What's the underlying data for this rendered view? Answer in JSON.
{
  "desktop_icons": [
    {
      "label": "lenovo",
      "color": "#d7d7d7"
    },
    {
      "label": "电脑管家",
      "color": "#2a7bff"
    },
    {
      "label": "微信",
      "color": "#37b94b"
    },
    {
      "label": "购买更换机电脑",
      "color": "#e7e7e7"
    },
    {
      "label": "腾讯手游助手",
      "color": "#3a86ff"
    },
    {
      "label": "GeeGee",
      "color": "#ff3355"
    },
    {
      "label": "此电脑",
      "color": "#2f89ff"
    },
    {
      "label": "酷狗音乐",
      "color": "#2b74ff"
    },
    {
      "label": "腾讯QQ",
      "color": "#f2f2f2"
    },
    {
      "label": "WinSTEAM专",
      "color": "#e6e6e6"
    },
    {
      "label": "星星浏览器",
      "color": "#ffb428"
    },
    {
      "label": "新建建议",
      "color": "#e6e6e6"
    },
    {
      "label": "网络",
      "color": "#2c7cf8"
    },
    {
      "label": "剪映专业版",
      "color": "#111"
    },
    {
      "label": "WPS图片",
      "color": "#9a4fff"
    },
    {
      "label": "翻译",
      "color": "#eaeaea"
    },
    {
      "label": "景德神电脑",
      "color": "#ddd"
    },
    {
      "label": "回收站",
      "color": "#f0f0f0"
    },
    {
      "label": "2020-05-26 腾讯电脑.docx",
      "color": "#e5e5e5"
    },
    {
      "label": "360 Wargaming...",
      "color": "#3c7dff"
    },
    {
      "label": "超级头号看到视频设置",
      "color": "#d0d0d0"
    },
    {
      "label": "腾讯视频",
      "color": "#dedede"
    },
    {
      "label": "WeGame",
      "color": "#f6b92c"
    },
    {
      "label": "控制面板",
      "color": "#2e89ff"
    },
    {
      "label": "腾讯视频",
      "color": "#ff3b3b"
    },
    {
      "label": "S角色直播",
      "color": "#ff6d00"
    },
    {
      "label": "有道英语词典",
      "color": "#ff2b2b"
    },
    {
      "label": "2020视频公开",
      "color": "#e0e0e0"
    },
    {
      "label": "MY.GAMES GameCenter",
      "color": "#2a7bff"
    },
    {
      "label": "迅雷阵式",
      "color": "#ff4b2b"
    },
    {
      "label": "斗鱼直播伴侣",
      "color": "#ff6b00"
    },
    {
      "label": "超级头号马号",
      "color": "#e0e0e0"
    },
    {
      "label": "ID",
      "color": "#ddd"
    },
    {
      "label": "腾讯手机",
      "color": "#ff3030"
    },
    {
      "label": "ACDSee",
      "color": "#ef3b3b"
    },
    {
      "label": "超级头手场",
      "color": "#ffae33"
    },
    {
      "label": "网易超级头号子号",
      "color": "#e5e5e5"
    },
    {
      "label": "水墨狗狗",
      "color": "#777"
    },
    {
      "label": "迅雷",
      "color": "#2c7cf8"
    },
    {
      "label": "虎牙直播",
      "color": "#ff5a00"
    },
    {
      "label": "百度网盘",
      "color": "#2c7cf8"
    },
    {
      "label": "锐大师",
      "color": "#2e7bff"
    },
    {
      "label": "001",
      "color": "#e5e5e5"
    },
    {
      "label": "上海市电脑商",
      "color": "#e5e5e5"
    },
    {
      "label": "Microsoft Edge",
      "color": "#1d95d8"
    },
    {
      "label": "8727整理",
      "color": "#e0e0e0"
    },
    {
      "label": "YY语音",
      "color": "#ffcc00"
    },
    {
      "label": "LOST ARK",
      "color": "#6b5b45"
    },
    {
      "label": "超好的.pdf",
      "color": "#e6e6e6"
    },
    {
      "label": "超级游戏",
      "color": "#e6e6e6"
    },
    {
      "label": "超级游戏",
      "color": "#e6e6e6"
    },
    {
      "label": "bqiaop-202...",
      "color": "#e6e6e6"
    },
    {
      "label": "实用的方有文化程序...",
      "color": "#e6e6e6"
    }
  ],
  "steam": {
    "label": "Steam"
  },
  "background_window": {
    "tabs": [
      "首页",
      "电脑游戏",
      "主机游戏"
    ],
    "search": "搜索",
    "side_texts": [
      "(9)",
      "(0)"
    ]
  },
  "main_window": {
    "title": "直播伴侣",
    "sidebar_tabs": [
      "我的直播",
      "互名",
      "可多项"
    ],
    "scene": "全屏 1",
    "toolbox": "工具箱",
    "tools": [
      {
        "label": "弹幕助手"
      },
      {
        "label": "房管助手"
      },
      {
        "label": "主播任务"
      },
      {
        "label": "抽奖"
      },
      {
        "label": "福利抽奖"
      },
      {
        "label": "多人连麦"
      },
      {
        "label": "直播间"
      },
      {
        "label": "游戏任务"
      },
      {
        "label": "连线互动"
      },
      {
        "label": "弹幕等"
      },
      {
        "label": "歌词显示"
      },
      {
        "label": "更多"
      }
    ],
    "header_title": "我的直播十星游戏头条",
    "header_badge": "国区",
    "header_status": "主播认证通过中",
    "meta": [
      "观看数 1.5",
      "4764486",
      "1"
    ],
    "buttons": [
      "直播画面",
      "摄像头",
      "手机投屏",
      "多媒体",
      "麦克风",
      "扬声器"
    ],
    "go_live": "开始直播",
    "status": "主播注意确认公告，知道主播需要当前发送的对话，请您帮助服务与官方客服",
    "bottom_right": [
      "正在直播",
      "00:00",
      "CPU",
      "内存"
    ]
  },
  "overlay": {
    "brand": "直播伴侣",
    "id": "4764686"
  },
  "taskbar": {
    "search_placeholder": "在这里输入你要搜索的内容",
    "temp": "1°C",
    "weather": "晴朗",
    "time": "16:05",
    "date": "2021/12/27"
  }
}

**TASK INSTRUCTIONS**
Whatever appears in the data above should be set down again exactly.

**SOLUTION FOR THIS TASK**
What's the underlying data for this rendered view? Answer in JSON.
{
  "desktop_icons": [
    {
      "label": "lenovo",
      "color": "#d7d7d7"
    },
    {
      "label": "电脑管家",
      "color": "#2a7bff"
    },
    {
      "label": "微信",
      "color": "#37b94b"
    },
    {
      "label": "购买更换机电脑",
      "color": "#e7e7e7"
    },
    {
      "label": "腾讯手游助手",
      "color": "#3a86ff"
    },
    {
      "label": "GeeGee",
      "color": "#ff3355"
    },
    {
      "label": "此电脑",
      "color": "#2f89ff"
    },
    {
      "label": "酷狗音乐",
      "color": "#2b74ff"
    },
    {
      "label": "腾讯QQ",
      "color": "#f2f2f2"
    },
    {
      "label": "WinSTEAM专",
      "color": "#e6e6e6"
    },
    {
      "label": "星星浏览器",
      "color": "#ffb428"
    },
    {
      "label": "新建建议",
      "color": "#e6e6e6"
    },
    {
      "label": "网络",
      "color": "#2c7cf8"
    },
    {
      "label": "剪映专业版",
      "color": "#111"
    },
    {
      "label": "WPS图片",
      "color": "#9a4fff"
    },
    {
      "label": "翻译",
      "color": "#eaeaea"
    },
    {
      "label": "景德神电脑",
      "color": "#ddd"
    },
    {
      "label": "回收站",
      "color": "#f0f0f0"
    },
    {
      "label": "2020-05-26 腾讯电脑.docx",
      "color": "#e5e5e5"
    },
    {
      "label": "360 Wargaming...",
      "color": "#3c7dff"
    },
    {
      "label": "超级头号看到视频设置",
      "color": "#d0d0d0"
    },
    {
      "label": "腾讯视频",
      "color": "#dedede"
    },
    {
      "label": "WeGame",
      "color": "#f6b92c"
    },
    {
      "label": "控制面板",
      "color": "#2e89ff"
    },
    {
      "label": "腾讯视频",
      "color": "#ff3b3b"
    },
    {
      "label": "S角色直播",
      "color": "#ff6d00"
    },
    {
      "label": "有道英语词典",
      "color": "#ff2b2b"
    },
    {
      "label": "2020视频公开",
      "color": "#e0e0e0"
    },
    {
      "label": "MY.GAMES GameCenter",
      "color": "#2a7bff"
    },
    {
      "label": "迅雷阵式",
      "color": "#ff4b2b"
    },
    {
      "label": "斗鱼直播伴侣",
      "color": "#ff6b00"
    },
    {
      "label": "超级头号马号",
      "color": "#e0e0e0"
    },
    {
      "label": "ID",
      "color": "#ddd"
    },
    {
      "label": "腾讯手机",
      "color": "#ff3030"
    },
    {
      "label": "ACDSee",
      "color": "#ef3b3b"
    },
    {
      "label": "超级头手场",
      "color": "#ffae33"
    },
    {
      "label": "网易超级头号子号",
      "color": "#e5e5e5"
    },
    {
      "label": "水墨狗狗",
      "color": "#777"
    },
    {
      "label": "迅雷",
      "color": "#2c7cf8"
    },
    {
      "label": "虎牙直播",
      "color": "#ff5a00"
    },
    {
      "label": "百度网盘",
      "color": "#2c7cf8"
    },
    {
      "label": "锐大师",
      "color": "#2e7bff"
    },
    {
      "label": "001",
      "color": "#e5e5e5"
    },
    {
      "label": "上海市电脑商",
      "color": "#e5e5e5"
    },
    {
      "label": "Microsoft Edge",
      "color": "#1d95d8"
    },
    {
      "label": "8727整理",
      "color": "#e0e0e0"
    },
    {
      "label": "YY语音",
      "color": "#ffcc00"
    },
    {
      "label": "LOST ARK",
      "color": "#6b5b45"
    },
    {
      "label": "超好的.pdf",
      "color": "#e6e6e6"
    },
    {
      "label": "超级游戏",
      "color": "#e6e6e6"
    },
    {
      "label": "超级游戏",
      "color": "#e6e6e6"
    },
    {
      "label": "bqiaop-202...",
      "color": "#e6e6e6"
    },
    {
      "label": "实用的方有文化程序...",
      "color": "#e6e6e6"
    }
  ],
  "steam": {
    "label": "Steam"
  },
  "background_window": {
    "tabs": [
      "首页",
      "电脑游戏",
      "主机游戏"
    ],
    "search": "搜索",
    "side_texts": [
      "(9)",
      "(0)"
    ]
  },
  "main_window": {
    "title": "直播伴侣",
    "sidebar_tabs": [
      "我的直播",
      "互名",
      "可多项"
    ],
    "scene": "全屏 1",
    "toolbox": "工具箱",
    "tools": [
      {
        "label": "弹幕助手"
      },
      {
        "label": "房管助手"
      },
      {
        "label": "主播任务"
      },
      {
        "label": "抽奖"
      },
      {
        "label": "福利抽奖"
      },
      {
        "label": "多人连麦"
      },
      {
        "label": "直播间"
      },
      {
        "label": "游戏任务"
      },
      {
        "label": "连线互动"
      },
      {
        "label": "弹幕等"
      },
      {
        "label": "歌词显示"
      },
      {
        "label": "更多"
      }
    ],
    "header_title": "我的直播十星游戏头条",
    "header_badge": "国区",
    "header_status": "主播认证通过中",
    "meta": [
      "观看数 1.5",
      "4764486",
      "1"
    ],
    "buttons": [
      "直播画面",
      "摄像头",
      "手机投屏",
      "多媒体",
      "麦克风",
      "扬声器"
    ],
    "go_live": "开始直播",
    "status": "主播注意确认公告，知道主播需要当前发送的对话，请您帮助服务与官方客服",
    "bottom_right": [
      "正在直播",
      "00:00",
      "CPU",
      "内存"
    ]
  },
  "overlay": {
    "brand": "直播伴侣",
    "id": "4764686"
  },
  "taskbar": {
    "search_placeholder": "在这里输入你要搜索的内容",
    "temp": "1°C",
    "weather": "晴朗",
    "time": "16:05",
    "date": "2021/12/27"
  }
}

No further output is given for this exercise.